Synopsis: Two young men decide to carry out a daring museum heist in Mexico. But things are never straightforward as they seem – neither before or even after the heist.
One of the biggest surprises of the Berlinale official competition, Alonso Ruizpalacios’s MUSEUM is a knockout. Offering much more than a traditional heist film, this is smart and effective storytelling and a unique examination of the Mexican identity.
Juan (Gael García Bernal) and Wilson (Leonardo Ortizgris) are two friends facing daily challenges that are becoming too much to handle. They are not poor nor in need of financial support. They are not from dysfunctional families. And they are not even on drugs or have been victims of any sort of abuse. And that’s why the story is unique its own way – why would two men who seemingly have everything carry on such an insane heist on Mexico’s most prominent museum? For Juan, it’s a gamble that will define his own identity – at a time when he is struggling to create his own in a house that is too traditional, safe and abiding by the pride of a nation that deeply cherishes his past. For Wilson, whose financial situation is slightly worse than Juan, this heist represents an opportunity to gain extra cash so he can take better care of his father – but it’s ultimately a risky and audacious adventure he hesitantly accepts after taking a leap of faith.
As the two carry out an impressive heist – the story is based on an outrageous true story – the film becomes a fantastic examination of Mexican identity yesterday and today. Though the events in the film take place over 30 years ago, the film handles it in a way that’s both smart and resonant. Mexico is a nation in transition, as new generation emerge completely oblivious and indifferent towards their country’s heritage and history. The harsh present, full of financial and societal burdens, constantly clashes with a rich past of civilization. As such, the new generation is struggling to find its own footing and does not necessarily find any sort of tolerance for those willing to deviate or not abide by tradition. Juan represents a fascinating character because his struggles are those of identity and self-validation. Not only do his views constantly clash with his family members, he feels an urge to carry an assault on everything his country cherishes and holds so dear – without being able to truly explain his reasons.

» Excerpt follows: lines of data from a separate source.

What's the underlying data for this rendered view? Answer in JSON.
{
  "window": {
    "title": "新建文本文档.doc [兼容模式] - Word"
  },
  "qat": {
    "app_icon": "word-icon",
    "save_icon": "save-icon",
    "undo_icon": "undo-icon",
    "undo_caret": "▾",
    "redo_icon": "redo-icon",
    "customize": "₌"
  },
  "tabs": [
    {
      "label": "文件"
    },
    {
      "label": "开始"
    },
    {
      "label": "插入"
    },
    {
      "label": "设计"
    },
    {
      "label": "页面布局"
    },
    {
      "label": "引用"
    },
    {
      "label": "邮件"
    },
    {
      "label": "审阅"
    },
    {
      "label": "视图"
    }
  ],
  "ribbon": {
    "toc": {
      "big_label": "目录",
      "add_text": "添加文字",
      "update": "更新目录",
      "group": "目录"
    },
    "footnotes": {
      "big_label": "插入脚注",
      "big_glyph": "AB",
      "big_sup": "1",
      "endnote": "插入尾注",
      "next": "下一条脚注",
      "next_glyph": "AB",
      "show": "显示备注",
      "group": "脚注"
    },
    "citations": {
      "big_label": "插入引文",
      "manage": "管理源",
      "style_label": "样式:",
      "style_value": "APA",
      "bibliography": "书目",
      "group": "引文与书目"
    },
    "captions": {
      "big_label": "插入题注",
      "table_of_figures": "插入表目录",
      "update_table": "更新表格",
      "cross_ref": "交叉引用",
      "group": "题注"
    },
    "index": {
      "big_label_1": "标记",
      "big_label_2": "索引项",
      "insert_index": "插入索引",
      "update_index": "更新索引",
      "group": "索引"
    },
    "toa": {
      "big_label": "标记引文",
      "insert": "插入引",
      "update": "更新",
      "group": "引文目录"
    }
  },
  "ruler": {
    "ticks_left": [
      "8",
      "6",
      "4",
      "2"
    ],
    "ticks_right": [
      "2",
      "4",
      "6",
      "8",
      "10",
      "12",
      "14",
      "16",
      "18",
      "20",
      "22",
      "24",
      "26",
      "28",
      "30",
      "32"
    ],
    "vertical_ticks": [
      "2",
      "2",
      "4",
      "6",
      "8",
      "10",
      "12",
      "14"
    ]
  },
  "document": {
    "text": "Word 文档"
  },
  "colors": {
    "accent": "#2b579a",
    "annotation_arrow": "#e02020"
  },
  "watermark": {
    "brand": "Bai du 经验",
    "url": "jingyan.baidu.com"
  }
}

The artifacts in the film, stolen from the National Museum of Anthropology in Mexico, are more than just valuable objects representing the country’s rich history, Ruizpalacios uses them as metaphors for a shifting identity that is a mix of anger towards colonial suppression and the values on which the traditional generation is clinging to. Two particular standout scenes translate this metaphor so well. In the first, a group of Mexican children take the bag of stolen artifacts and use it as toys by the beach, totally unaware of their history and importance. In the second, a group of tourists visit the museum after it was robbed and marvel at the empty boxes where the artifacts were once placed and are now considered to be stolen by ‘foreign’ traffickers.
As Juan, Gael García Bernal excels in a fantastic role that perfectly showcases the actor’s talent and dramatic chops, while Leonardo Ortizgris impresses in a nuanced role that effectively shifts between comedy and drama. The dialogue is one of the film’s strongest points, and the family scenes in the beginning and end add excellent, grounded and believable dramatic tension and help contextualize Bernal and Ortizgris, which leads to a superbly engaging and utterly convincing story that transcends heist movie limitations and offers a complete and satisfying experience for viewers.
Adding to the film’s lively pace and engaging story is Yibran Asuad’s fantastic editing that innovatively utilizes sound, silence and quick cuts to immerse audiences in the story’s multiple tones. The soundtrack heightens the tension and the voice over (by Orztizgris) is perfectly fitting to the story.
Verdict: Filled with energy, color, emotion and superb direction, editing and screenplay, MUSEUM is a great testament to Latin American cinema and one of the best films of the Berlin Film Festival. Offering a thoughtful commentary on the ever-changing Mexican identity and the generational divide, MUSEUM should be a strong foreign language contender if submitted and should have strong commercial prospects around the world.